Website and app data records:
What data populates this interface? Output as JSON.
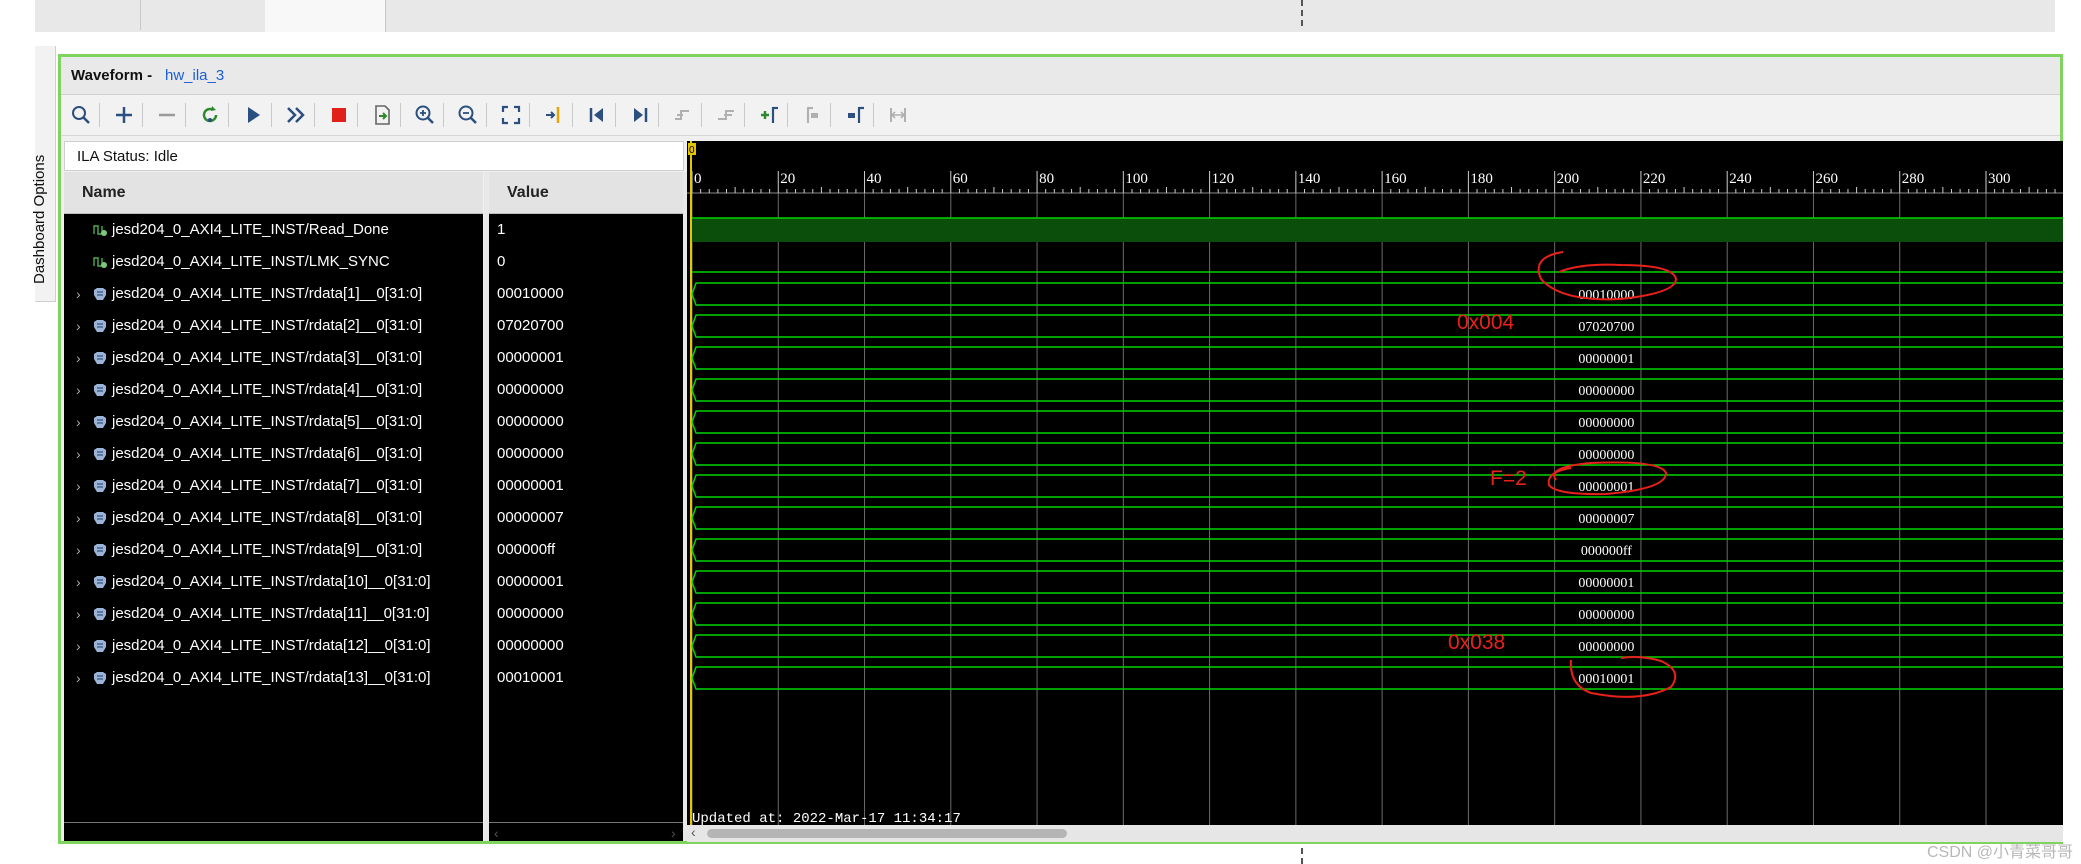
{
  "panel": {
    "title": "Waveform -",
    "subtitle": "hw_ila_3"
  },
  "sidebar": {
    "label": "Dashboard Options"
  },
  "toolbar": {
    "buttons": [
      "search-icon",
      "zoom-add-icon",
      "remove-icon",
      "refresh-icon",
      "run-trigger-icon",
      "run-immediate-icon",
      "stop-icon",
      "export-icon",
      "zoom-in-icon",
      "zoom-out-icon",
      "zoom-fit-icon",
      "goto-cursor-icon",
      "goto-start-icon",
      "goto-end-icon",
      "prev-transition-icon",
      "next-transition-icon",
      "add-marker-icon",
      "prev-marker-icon",
      "next-marker-icon",
      "swap-cursors-icon"
    ]
  },
  "status": {
    "text": "ILA Status:  Idle"
  },
  "columns": {
    "name": "Name",
    "value": "Value"
  },
  "signals": [
    {
      "name": "jesd204_0_AXI4_LITE_INST/Read_Done",
      "value": "1",
      "type": "bit",
      "wave": ""
    },
    {
      "name": "jesd204_0_AXI4_LITE_INST/LMK_SYNC",
      "value": "0",
      "type": "bit",
      "wave": ""
    },
    {
      "name": "jesd204_0_AXI4_LITE_INST/rdata[1]__0[31:0]",
      "value": "00010000",
      "type": "bus",
      "wave": "00010000"
    },
    {
      "name": "jesd204_0_AXI4_LITE_INST/rdata[2]__0[31:0]",
      "value": "07020700",
      "type": "bus",
      "wave": "07020700"
    },
    {
      "name": "jesd204_0_AXI4_LITE_INST/rdata[3]__0[31:0]",
      "value": "00000001",
      "type": "bus",
      "wave": "00000001"
    },
    {
      "name": "jesd204_0_AXI4_LITE_INST/rdata[4]__0[31:0]",
      "value": "00000000",
      "type": "bus",
      "wave": "00000000"
    },
    {
      "name": "jesd204_0_AXI4_LITE_INST/rdata[5]__0[31:0]",
      "value": "00000000",
      "type": "bus",
      "wave": "00000000"
    },
    {
      "name": "jesd204_0_AXI4_LITE_INST/rdata[6]__0[31:0]",
      "value": "00000000",
      "type": "bus",
      "wave": "00000000"
    },
    {
      "name": "jesd204_0_AXI4_LITE_INST/rdata[7]__0[31:0]",
      "value": "00000001",
      "type": "bus",
      "wave": "00000001"
    },
    {
      "name": "jesd204_0_AXI4_LITE_INST/rdata[8]__0[31:0]",
      "value": "00000007",
      "type": "bus",
      "wave": "00000007"
    },
    {
      "name": "jesd204_0_AXI4_LITE_INST/rdata[9]__0[31:0]",
      "value": "000000ff",
      "type": "bus",
      "wave": "000000ff"
    },
    {
      "name": "jesd204_0_AXI4_LITE_INST/rdata[10]__0[31:0]",
      "value": "00000001",
      "type": "bus",
      "wave": "00000001"
    },
    {
      "name": "jesd204_0_AXI4_LITE_INST/rdata[11]__0[31:0]",
      "value": "00000000",
      "type": "bus",
      "wave": "00000000"
    },
    {
      "name": "jesd204_0_AXI4_LITE_INST/rdata[12]__0[31:0]",
      "value": "00000000",
      "type": "bus",
      "wave": "00000000"
    },
    {
      "name": "jesd204_0_AXI4_LITE_INST/rdata[13]__0[31:0]",
      "value": "00010001",
      "type": "bus",
      "wave": "00010001"
    }
  ],
  "timeline": {
    "range": [
      0,
      316
    ],
    "ticks": [
      "0",
      "20",
      "40",
      "60",
      "80",
      "100",
      "120",
      "140",
      "160",
      "180",
      "200",
      "220",
      "240",
      "260",
      "280",
      "300"
    ],
    "cursor": "0"
  },
  "updated": "Updated at: 2022-Mar-17 11:34:17",
  "annotations": {
    "a1": "0x004",
    "a2": "F=2",
    "a3": "0x038"
  },
  "watermark": "CSDN @小青菜哥哥",
  "colors": {
    "frame": "#7fd35f",
    "wave": "#00d400",
    "wave_fill": "#0b4d0b",
    "annotation": "#e8221b"
  }
}
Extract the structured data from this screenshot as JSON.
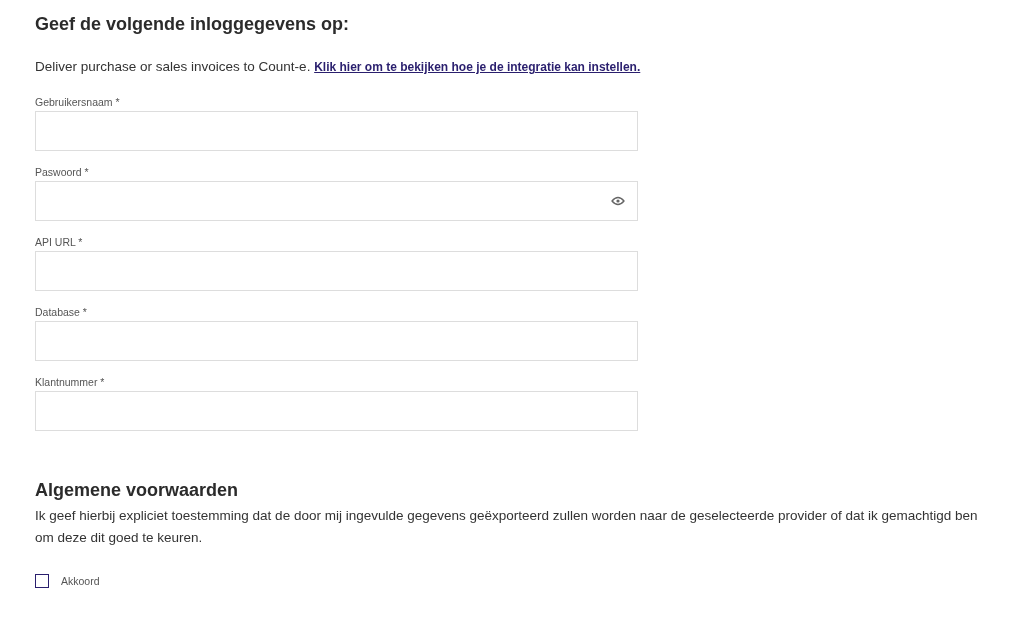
{
  "heading": "Geef de volgende inloggegevens op:",
  "intro": {
    "text": "Deliver purchase or sales invoices to Count-e.",
    "link": "Klik hier om te bekijken hoe je de integratie kan instellen."
  },
  "fields": [
    {
      "label": "Gebruikersnaam *",
      "kind": "text"
    },
    {
      "label": "Paswoord *",
      "kind": "password"
    },
    {
      "label": "API URL *",
      "kind": "text"
    },
    {
      "label": "Database *",
      "kind": "text"
    },
    {
      "label": "Klantnummer *",
      "kind": "text"
    }
  ],
  "terms": {
    "title": "Algemene voorwaarden",
    "text": "Ik geef hierbij expliciet toestemming dat de door mij ingevulde gegevens geëxporteerd zullen worden naar de geselecteerde provider of dat ik gemachtigd ben om deze dit goed te keuren.",
    "checkbox": {
      "label": "Akkoord",
      "checked": false
    }
  }
}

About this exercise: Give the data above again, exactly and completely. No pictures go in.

Completed task:
What data populates this interface? Output as JSON.
{
  "panel": {
    "title": "Waveform -",
    "subtitle": "hw_ila_3"
  },
  "sidebar": {
    "label": "Dashboard Options"
  },
  "toolbar": {
    "buttons": [
      "search-icon",
      "zoom-add-icon",
      "remove-icon",
      "refresh-icon",
      "run-trigger-icon",
      "run-immediate-icon",
      "stop-icon",
      "export-icon",
      "zoom-in-icon",
      "zoom-out-icon",
      "zoom-fit-icon",
      "goto-cursor-icon",
      "goto-start-icon",
      "goto-end-icon",
      "prev-transition-icon",
      "next-transition-icon",
      "add-marker-icon",
      "prev-marker-icon",
      "next-marker-icon",
      "swap-cursors-icon"
    ]
  },
  "status": {
    "text": "ILA Status:  Idle"
  },
  "columns": {
    "name": "Name",
    "value": "Value"
  },
  "signals": [
    {
      "name": "jesd204_0_AXI4_LITE_INST/Read_Done",
      "value": "1",
      "type": "bit",
      "wave": ""
    },
    {
      "name": "jesd204_0_AXI4_LITE_INST/LMK_SYNC",
      "value": "0",
      "type": "bit",
      "wave": ""
    },
    {
      "name": "jesd204_0_AXI4_LITE_INST/rdata[1]__0[31:0]",
      "value": "00010000",
      "type": "bus",
      "wave": "00010000"
    },
    {
      "name": "jesd204_0_AXI4_LITE_INST/rdata[2]__0[31:0]",
      "value": "07020700",
      "type": "bus",
      "wave": "07020700"
    },
    {
      "name": "jesd204_0_AXI4_LITE_INST/rdata[3]__0[31:0]",
      "value": "00000001",
      "type": "bus",
      "wave": "00000001"
    },
    {
      "name": "jesd204_0_AXI4_LITE_INST/rdata[4]__0[31:0]",
      "value": "00000000",
      "type": "bus",
      "wave": "00000000"
    },
    {
      "name": "jesd204_0_AXI4_LITE_INST/rdata[5]__0[31:0]",
      "value": "00000000",
      "type": "bus",
      "wave": "00000000"
    },
    {
      "name": "jesd204_0_AXI4_LITE_INST/rdata[6]__0[31:0]",
      "value": "00000000",
      "type": "bus",
      "wave": "00000000"
    },
    {
      "name": "jesd204_0_AXI4_LITE_INST/rdata[7]__0[31:0]",
      "value": "00000001",
      "type": "bus",
      "wave": "00000001"
    },
    {
      "name": "jesd204_0_AXI4_LITE_INST/rdata[8]__0[31:0]",
      "value": "00000007",
      "type": "bus",
      "wave": "00000007"
    },
    {
      "name": "jesd204_0_AXI4_LITE_INST/rdata[9]__0[31:0]",
      "value": "000000ff",
      "type": "bus",
      "wave": "000000ff"
    },
    {
      "name": "jesd204_0_AXI4_LITE_INST/rdata[10]__0[31:0]",
      "value": "00000001",
      "type": "bus",
      "wave": "00000001"
    },
    {
      "name": "jesd204_0_AXI4_LITE_INST/rdata[11]__0[31:0]",
      "value": "00000000",
      "type": "bus",
      "wave": "00000000"
    },
    {
      "name": "jesd204_0_AXI4_LITE_INST/rdata[12]__0[31:0]",
      "value": "00000000",
      "type": "bus",
      "wave": "00000000"
    },
    {
      "name": "jesd204_0_AXI4_LITE_INST/rdata[13]__0[31:0]",
      "value": "00010001",
      "type": "bus",
      "wave": "00010001"
    }
  ],
  "timeline": {
    "range": [
      0,
      316
    ],
    "ticks": [
      "0",
      "20",
      "40",
      "60",
      "80",
      "100",
      "120",
      "140",
      "160",
      "180",
      "200",
      "220",
      "240",
      "260",
      "280",
      "300"
    ],
    "cursor": "0"
  },
  "updated": "Updated at: 2022-Mar-17 11:34:17",
  "annotations": {
    "a1": "0x004",
    "a2": "F=2",
    "a3": "0x038"
  },
  "watermark": "CSDN @小青菜哥哥",
  "colors": {
    "frame": "#7fd35f",
    "wave": "#00d400",
    "wave_fill": "#0b4d0b",
    "annotation": "#e8221b"
  }
}
Extract the structured data from this screenshot as JSON.
{
  "heading": "Geef de volgende inloggegevens op:",
  "intro": {
    "text": "Deliver purchase or sales invoices to Count-e.",
    "link": "Klik hier om te bekijken hoe je de integratie kan instellen."
  },
  "fields": [
    {
      "label": "Gebruikersnaam *",
      "kind": "text"
    },
    {
      "label": "Paswoord *",
      "kind": "password"
    },
    {
      "label": "API URL *",
      "kind": "text"
    },
    {
      "label": "Database *",
      "kind": "text"
    },
    {
      "label": "Klantnummer *",
      "kind": "text"
    }
  ],
  "terms": {
    "title": "Algemene voorwaarden",
    "text": "Ik geef hierbij expliciet toestemming dat de door mij ingevulde gegevens geëxporteerd zullen worden naar de geselecteerde provider of dat ik gemachtigd ben om deze dit goed te keuren.",
    "checkbox": {
      "label": "Akkoord",
      "checked": false
    }
  }
}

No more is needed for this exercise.